18. To conclude by way of an analogy: imagine two stacks of house bricks – one four feet high, the other five feet high. In the context of their substance (bricks), the stacks are equal. In the context of their height, they are unequal. Since the four feet stack is not five feet high - but since the five feet stack is in fact also four feet high - the only way to declare them to be of equal height is to declare them both to be four feet high. By ignoring the superior foot, an illusion of equality has been created. The four feet high stack is still only four feet high, and is correctly regarded as being four feet high. The five feet high stack is still five feet high but is now incorrectly regarded as being four feet high. Nobody has gained anything, but the five feet stack is now regarded as being less than it actually is. The enterprise is wholly destructive.

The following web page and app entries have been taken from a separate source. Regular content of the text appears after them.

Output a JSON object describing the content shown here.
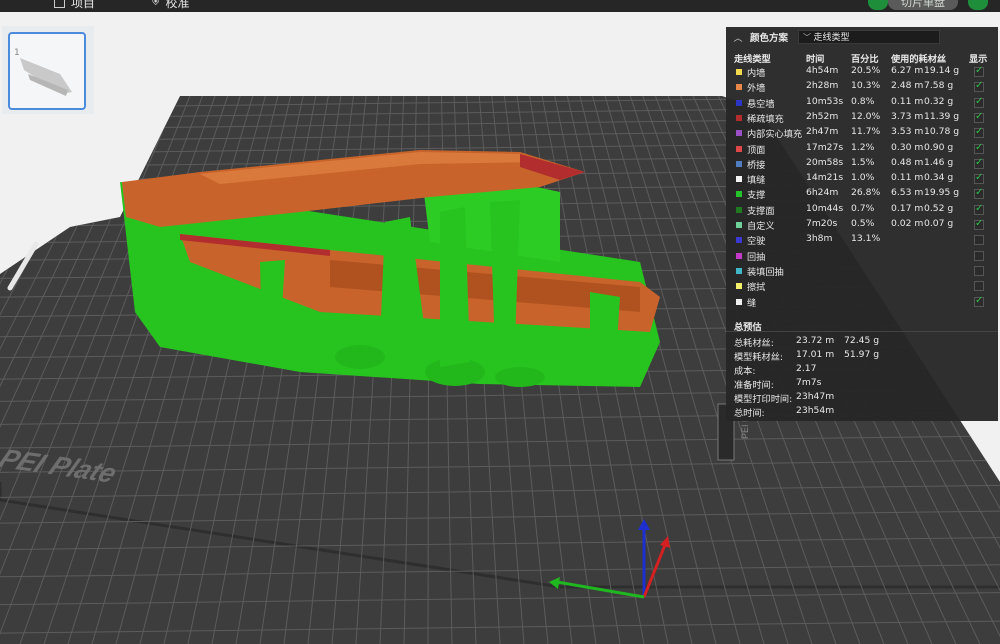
{
  "topbar": {
    "tab_project": "项目",
    "tab_calibrate": "校准",
    "slice_button": "切片单盘"
  },
  "plate": {
    "number": "1",
    "label": "u Textured PEI Plate",
    "side_label": "PEI P"
  },
  "panel": {
    "title": "颜色方案",
    "scheme": "走线类型",
    "headers": {
      "type": "走线类型",
      "time": "时间",
      "percent": "百分比",
      "filament": "使用的耗材丝",
      "show": "显示"
    },
    "rows": [
      {
        "name": "内墙",
        "color": "#f2d94e",
        "time": "4h54m",
        "pct": "20.5%",
        "len": "6.27 m",
        "wt": "19.14 g",
        "on": true
      },
      {
        "name": "外墙",
        "color": "#e8894a",
        "time": "2h28m",
        "pct": "10.3%",
        "len": "2.48 m",
        "wt": "7.58 g",
        "on": true
      },
      {
        "name": "悬空墙",
        "color": "#2b36c7",
        "time": "10m53s",
        "pct": "0.8%",
        "len": "0.11 m",
        "wt": "0.32 g",
        "on": true
      },
      {
        "name": "稀疏填充",
        "color": "#b22e2e",
        "time": "2h52m",
        "pct": "12.0%",
        "len": "3.73 m",
        "wt": "11.39 g",
        "on": true
      },
      {
        "name": "内部实心填充",
        "color": "#9b4fc6",
        "time": "2h47m",
        "pct": "11.7%",
        "len": "3.53 m",
        "wt": "10.78 g",
        "on": true
      },
      {
        "name": "顶面",
        "color": "#e04848",
        "time": "17m27s",
        "pct": "1.2%",
        "len": "0.30 m",
        "wt": "0.90 g",
        "on": true
      },
      {
        "name": "桥接",
        "color": "#4f7dbf",
        "time": "20m58s",
        "pct": "1.5%",
        "len": "0.48 m",
        "wt": "1.46 g",
        "on": true
      },
      {
        "name": "填缝",
        "color": "#f4f4f4",
        "time": "14m21s",
        "pct": "1.0%",
        "len": "0.11 m",
        "wt": "0.34 g",
        "on": true
      },
      {
        "name": "支撑",
        "color": "#25c22c",
        "time": "6h24m",
        "pct": "26.8%",
        "len": "6.53 m",
        "wt": "19.95 g",
        "on": true
      },
      {
        "name": "支撑面",
        "color": "#1f7a22",
        "time": "10m44s",
        "pct": "0.7%",
        "len": "0.17 m",
        "wt": "0.52 g",
        "on": true
      },
      {
        "name": "自定义",
        "color": "#6fd19a",
        "time": "7m20s",
        "pct": "0.5%",
        "len": "0.02 m",
        "wt": "0.07 g",
        "on": true
      },
      {
        "name": "空驶",
        "color": "#3a3ad0",
        "time": "3h8m",
        "pct": "13.1%",
        "len": "",
        "wt": "",
        "on": false
      },
      {
        "name": "回抽",
        "color": "#c23ac7",
        "time": "",
        "pct": "",
        "len": "",
        "wt": "",
        "on": false
      },
      {
        "name": "装填回抽",
        "color": "#3fb7c8",
        "time": "",
        "pct": "",
        "len": "",
        "wt": "",
        "on": false
      },
      {
        "name": "擦拭",
        "color": "#f2f06a",
        "time": "",
        "pct": "",
        "len": "",
        "wt": "",
        "on": false
      },
      {
        "name": "缝",
        "color": "#f0f0f0",
        "time": "",
        "pct": "",
        "len": "",
        "wt": "",
        "on": true
      }
    ],
    "estimate_title": "总预估",
    "estimates": [
      {
        "label": "总耗材丝:",
        "v1": "23.72 m",
        "v2": "72.45 g"
      },
      {
        "label": "模型耗材丝:",
        "v1": "17.01 m",
        "v2": "51.97 g"
      },
      {
        "label": "成本:",
        "v1": "2.17",
        "v2": ""
      },
      {
        "label": "准备时间:",
        "v1": "7m7s",
        "v2": ""
      },
      {
        "label": "模型打印时间:",
        "v1": "23h47m",
        "v2": ""
      },
      {
        "label": "总时间:",
        "v1": "23h54m",
        "v2": ""
      }
    ]
  },
  "colors": {
    "plate": "#3d3d3d",
    "grid": "#5c5c5c",
    "model": "#c8642b",
    "support": "#27c41f",
    "accent": "#2fbf4a"
  },
  "icons": {
    "collapse": "chevron-up-icon",
    "dropdown": "chevron-down-icon",
    "check": "check-icon"
  }
}
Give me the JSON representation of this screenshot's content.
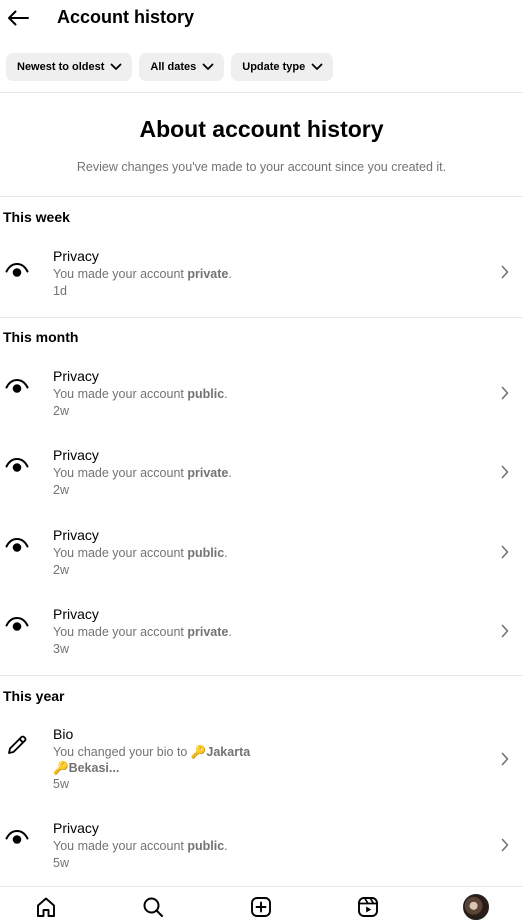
{
  "header": {
    "title": "Account history",
    "back_icon": "arrow-left-icon"
  },
  "filters": [
    {
      "label": "Newest to oldest",
      "icon": "chevron-down-icon"
    },
    {
      "label": "All dates",
      "icon": "chevron-down-icon"
    },
    {
      "label": "Update type",
      "icon": "chevron-down-icon"
    }
  ],
  "about": {
    "title": "About account history",
    "subtitle": "Review changes you've made to your account since you created it."
  },
  "sections": [
    {
      "title": "This week"
    },
    {
      "title": "This month"
    },
    {
      "title": "This year"
    }
  ],
  "items": [
    {
      "title": "Privacy",
      "desc_prefix": "You made your account ",
      "desc_bold": "private",
      "desc_suffix": ".",
      "time": "1d",
      "icon": "eye-icon"
    },
    {
      "title": "Privacy",
      "desc_prefix": "You made your account ",
      "desc_bold": "public",
      "desc_suffix": ".",
      "time": "2w",
      "icon": "eye-icon"
    },
    {
      "title": "Privacy",
      "desc_prefix": "You made your account ",
      "desc_bold": "private",
      "desc_suffix": ".",
      "time": "2w",
      "icon": "eye-icon"
    },
    {
      "title": "Privacy",
      "desc_prefix": "You made your account ",
      "desc_bold": "public",
      "desc_suffix": ".",
      "time": "2w",
      "icon": "eye-icon"
    },
    {
      "title": "Privacy",
      "desc_prefix": "You made your account ",
      "desc_bold": "private",
      "desc_suffix": ".",
      "time": "3w",
      "icon": "eye-icon"
    },
    {
      "title": "Bio",
      "desc_prefix": "You changed your bio to ",
      "desc_bold": "🔑Jakarta 🔑Bekasi...",
      "desc_suffix": "",
      "time": "5w",
      "icon": "pencil-icon"
    },
    {
      "title": "Privacy",
      "desc_prefix": "You made your account ",
      "desc_bold": "public",
      "desc_suffix": ".",
      "time": "5w",
      "icon": "eye-icon"
    }
  ],
  "bottom_nav": [
    {
      "name": "home",
      "icon": "home-icon"
    },
    {
      "name": "search",
      "icon": "search-icon"
    },
    {
      "name": "create",
      "icon": "plus-square-icon"
    },
    {
      "name": "reels",
      "icon": "reels-icon"
    },
    {
      "name": "profile",
      "icon": "avatar"
    }
  ]
}
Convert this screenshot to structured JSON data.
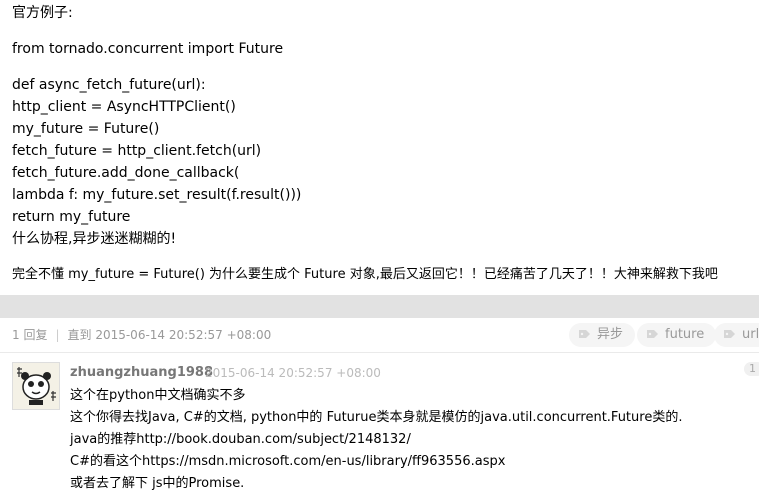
{
  "topic": {
    "lines": [
      "官方例子:",
      "from tornado.concurrent import Future",
      "def async_fetch_future(url):",
      "http_client = AsyncHTTPClient()",
      "my_future = Future()",
      "fetch_future = http_client.fetch(url)",
      "fetch_future.add_done_callback(",
      "lambda f: my_future.set_result(f.result()))",
      "return my_future",
      "什么协程,异步迷迷糊糊的!",
      "完全不懂 my_future = Future() 为什么要生成个 Future 对象,最后又返回它！！已经痛苦了几天了！！大神来解救下我吧"
    ]
  },
  "replies_header": {
    "count": "1 回复",
    "separator": "|",
    "until": "直到 2015-06-14 20:52:57 +08:00",
    "tags": [
      "异步",
      "future",
      "url"
    ]
  },
  "reply": {
    "author": "zhuangzhuang1988",
    "timestamp": "2015-06-14 20:52:57 +08:00",
    "floor": "1",
    "lines": [
      "这个在python中文档确实不多",
      "这个你得去找Java, C#的文档, python中的 Futurue类本身就是模仿的java.util.concurrent.Future类的.",
      "java的推荐http://book.douban.com/subject/2148132/",
      "C#的看这个https://msdn.microsoft.com/en-us/library/ff963556.aspx",
      "或者去了解下 js中的Promise."
    ]
  },
  "colors": {
    "meta": "#999999",
    "tag_bg": "#f5f5f5",
    "page_bg": "#e2e2e2"
  }
}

19. In the context of their substance (people), all relationships are the same since all people are of equal dignity. In the context of founding a family (the context provided by international and domestic law) a natural marriage is “higher” than all other relationships, since it is the only combination of people who can be physically related to a child – one man and one woman. Since no other combination of two people can be physically related to a child, the only way to declare all combinations of two people to be of equal “height” is to declare them all to be physically unrelated to a child. Natural marriages (one man and one woman) are still physically related to their child, but are now incorrectly regarded as being less than they actually are. The enterprise is wholly destructive.
20. Where the legal institution of marriage has been redefined, the right to found a family has been granted to any two adults. This is not a right found in nature. Parenthood has been transformed, for everybody, into a purely legal concept. The cost of creating this legal fiction has been the legal denial of protection of natural right of all parents and all children. This is most clearly evident in Canada, where the phrase “Natural Parent” was previously in legal use. Upon redefining the legal institution, the phrase was replaced with the phrase “Legal Parent” (iv). Similarly, the legal redefinition of parenthood has made it possible to legally jettison the terms Father and Mother.
For your reference:
(i) Professor Margaret Somerville - http://www.theaustralian.com.au/opinion/its-all-about-the-children-not-selfish-adults/story-e6frg6zo-1226099613917
(ii) Dr Jennifer Roback Morse – http://www.marriagelibrary.org/2011/02/dr-morse%E2%80%99s-testimony-to-the-rhode-island-legislature-regarding-same-sex-marriage/
(iii) ECHR – http://www.echr.coe.int/NR/rdonlyres/D5CC24A7-DC13-4318-B457-5C9014916D7A/0/Convention_ENG.pdf
(iv) Bill C-38 The Civil Marriage Act (Canada) - http://www.parl.gc.ca/About/Parliament/LegislativeSummaries/bills_ls.asp?ls=c38&Parl=38&Ses=1